(Dataset rows for apps and sites)

- - -

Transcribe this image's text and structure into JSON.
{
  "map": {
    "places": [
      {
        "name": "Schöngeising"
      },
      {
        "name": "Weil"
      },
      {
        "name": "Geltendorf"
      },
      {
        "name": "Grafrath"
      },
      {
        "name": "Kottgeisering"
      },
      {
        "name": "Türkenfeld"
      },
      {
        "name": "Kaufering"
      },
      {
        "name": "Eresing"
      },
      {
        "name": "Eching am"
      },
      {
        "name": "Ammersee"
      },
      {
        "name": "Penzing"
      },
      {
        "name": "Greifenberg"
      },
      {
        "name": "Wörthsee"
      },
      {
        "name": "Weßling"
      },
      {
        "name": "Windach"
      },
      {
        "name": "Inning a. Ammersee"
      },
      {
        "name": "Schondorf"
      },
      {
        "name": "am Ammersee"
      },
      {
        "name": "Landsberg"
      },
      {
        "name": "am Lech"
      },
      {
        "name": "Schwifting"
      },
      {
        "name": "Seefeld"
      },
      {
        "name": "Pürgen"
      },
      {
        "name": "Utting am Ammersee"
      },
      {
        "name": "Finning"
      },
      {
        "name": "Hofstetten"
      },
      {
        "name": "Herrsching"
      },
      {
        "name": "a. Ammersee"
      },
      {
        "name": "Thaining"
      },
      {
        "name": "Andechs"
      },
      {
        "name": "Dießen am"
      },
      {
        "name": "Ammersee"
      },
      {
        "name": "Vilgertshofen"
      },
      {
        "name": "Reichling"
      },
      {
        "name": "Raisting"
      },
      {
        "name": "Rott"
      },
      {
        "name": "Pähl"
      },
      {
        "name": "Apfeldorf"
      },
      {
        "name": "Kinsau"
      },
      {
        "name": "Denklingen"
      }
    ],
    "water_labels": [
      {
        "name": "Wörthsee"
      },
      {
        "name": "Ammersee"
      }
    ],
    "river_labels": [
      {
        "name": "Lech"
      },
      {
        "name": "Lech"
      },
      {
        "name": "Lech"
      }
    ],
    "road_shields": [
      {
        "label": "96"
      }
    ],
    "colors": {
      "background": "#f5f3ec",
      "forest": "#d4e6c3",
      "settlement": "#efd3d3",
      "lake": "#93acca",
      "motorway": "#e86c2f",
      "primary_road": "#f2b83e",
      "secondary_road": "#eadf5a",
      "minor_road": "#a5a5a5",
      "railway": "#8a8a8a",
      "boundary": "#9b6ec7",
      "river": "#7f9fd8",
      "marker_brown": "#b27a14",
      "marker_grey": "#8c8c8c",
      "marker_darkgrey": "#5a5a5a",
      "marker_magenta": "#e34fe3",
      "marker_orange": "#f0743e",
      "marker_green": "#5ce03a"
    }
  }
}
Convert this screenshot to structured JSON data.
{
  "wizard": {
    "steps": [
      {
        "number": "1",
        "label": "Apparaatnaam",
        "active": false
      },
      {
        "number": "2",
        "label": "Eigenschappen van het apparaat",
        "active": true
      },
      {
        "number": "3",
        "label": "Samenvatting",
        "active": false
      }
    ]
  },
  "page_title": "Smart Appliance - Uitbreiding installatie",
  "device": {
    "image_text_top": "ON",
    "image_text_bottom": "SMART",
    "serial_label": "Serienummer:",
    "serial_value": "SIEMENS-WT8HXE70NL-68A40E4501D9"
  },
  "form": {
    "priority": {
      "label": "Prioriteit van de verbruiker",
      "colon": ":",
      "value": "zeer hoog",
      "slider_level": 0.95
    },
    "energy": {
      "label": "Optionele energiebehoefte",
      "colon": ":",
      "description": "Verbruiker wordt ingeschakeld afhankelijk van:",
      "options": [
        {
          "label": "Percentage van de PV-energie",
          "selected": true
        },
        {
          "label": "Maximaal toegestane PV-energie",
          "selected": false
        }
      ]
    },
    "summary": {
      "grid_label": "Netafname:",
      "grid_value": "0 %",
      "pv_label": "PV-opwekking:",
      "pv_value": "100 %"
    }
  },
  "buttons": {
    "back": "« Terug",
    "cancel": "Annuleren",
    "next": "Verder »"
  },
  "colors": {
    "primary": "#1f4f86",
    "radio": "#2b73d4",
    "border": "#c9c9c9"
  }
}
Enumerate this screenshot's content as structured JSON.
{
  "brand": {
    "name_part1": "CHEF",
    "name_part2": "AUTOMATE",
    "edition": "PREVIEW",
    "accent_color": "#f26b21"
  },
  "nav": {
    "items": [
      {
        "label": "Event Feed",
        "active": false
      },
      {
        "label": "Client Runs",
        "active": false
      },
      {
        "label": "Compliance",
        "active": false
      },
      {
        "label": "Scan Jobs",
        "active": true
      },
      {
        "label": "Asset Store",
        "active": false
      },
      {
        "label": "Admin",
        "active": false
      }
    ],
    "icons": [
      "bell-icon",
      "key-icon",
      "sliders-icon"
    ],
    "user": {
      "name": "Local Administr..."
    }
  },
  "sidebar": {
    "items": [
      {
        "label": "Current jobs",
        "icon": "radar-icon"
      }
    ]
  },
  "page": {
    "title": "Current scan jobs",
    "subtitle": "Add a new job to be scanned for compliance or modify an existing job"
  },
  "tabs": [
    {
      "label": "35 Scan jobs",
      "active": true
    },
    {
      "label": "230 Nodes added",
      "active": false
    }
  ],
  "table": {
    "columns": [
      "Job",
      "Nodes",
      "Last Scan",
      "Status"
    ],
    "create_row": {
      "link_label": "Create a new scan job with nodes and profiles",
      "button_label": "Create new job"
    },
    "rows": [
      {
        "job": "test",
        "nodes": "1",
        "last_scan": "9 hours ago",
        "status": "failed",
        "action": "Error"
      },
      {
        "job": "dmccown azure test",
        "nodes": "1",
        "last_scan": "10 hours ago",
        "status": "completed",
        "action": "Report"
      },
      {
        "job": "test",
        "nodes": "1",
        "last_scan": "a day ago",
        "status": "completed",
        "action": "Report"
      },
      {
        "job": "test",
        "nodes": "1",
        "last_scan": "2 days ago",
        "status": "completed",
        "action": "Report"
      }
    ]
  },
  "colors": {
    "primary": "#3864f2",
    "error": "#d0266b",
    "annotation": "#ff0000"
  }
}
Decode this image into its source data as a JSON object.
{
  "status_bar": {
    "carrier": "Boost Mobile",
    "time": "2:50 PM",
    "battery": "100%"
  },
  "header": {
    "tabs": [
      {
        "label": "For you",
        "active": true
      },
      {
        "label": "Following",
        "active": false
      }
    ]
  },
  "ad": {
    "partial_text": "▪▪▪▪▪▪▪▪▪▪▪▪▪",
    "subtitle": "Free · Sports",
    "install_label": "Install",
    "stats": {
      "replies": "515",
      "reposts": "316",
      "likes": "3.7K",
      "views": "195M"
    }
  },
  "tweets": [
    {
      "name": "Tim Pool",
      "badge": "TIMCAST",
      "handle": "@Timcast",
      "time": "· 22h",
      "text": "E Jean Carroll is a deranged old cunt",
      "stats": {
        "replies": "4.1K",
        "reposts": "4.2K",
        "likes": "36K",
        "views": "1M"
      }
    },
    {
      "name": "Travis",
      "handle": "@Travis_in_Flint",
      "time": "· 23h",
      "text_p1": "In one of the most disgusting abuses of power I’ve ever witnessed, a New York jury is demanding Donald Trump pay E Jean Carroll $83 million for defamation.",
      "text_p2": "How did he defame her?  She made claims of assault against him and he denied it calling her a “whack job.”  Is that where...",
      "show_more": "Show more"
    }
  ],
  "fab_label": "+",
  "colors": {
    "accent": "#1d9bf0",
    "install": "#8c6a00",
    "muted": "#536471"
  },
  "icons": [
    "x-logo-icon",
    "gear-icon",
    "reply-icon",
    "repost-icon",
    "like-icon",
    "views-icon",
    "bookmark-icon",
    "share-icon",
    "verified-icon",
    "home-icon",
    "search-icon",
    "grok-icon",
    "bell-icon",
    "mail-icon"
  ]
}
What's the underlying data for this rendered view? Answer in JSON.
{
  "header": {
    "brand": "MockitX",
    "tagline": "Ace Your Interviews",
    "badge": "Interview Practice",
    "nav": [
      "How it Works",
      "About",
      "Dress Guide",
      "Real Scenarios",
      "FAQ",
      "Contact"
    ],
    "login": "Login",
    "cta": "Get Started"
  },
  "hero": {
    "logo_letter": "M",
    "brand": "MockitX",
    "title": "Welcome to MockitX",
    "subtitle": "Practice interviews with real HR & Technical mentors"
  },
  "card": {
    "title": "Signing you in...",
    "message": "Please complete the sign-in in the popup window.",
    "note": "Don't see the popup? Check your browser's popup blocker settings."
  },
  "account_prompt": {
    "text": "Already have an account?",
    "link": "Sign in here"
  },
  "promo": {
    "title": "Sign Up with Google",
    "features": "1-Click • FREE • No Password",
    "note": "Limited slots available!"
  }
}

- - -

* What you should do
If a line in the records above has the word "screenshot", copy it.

* Solved exercise
Convert this screenshot to structured JSON data.
Enumerate this screenshot's content as structured JSON.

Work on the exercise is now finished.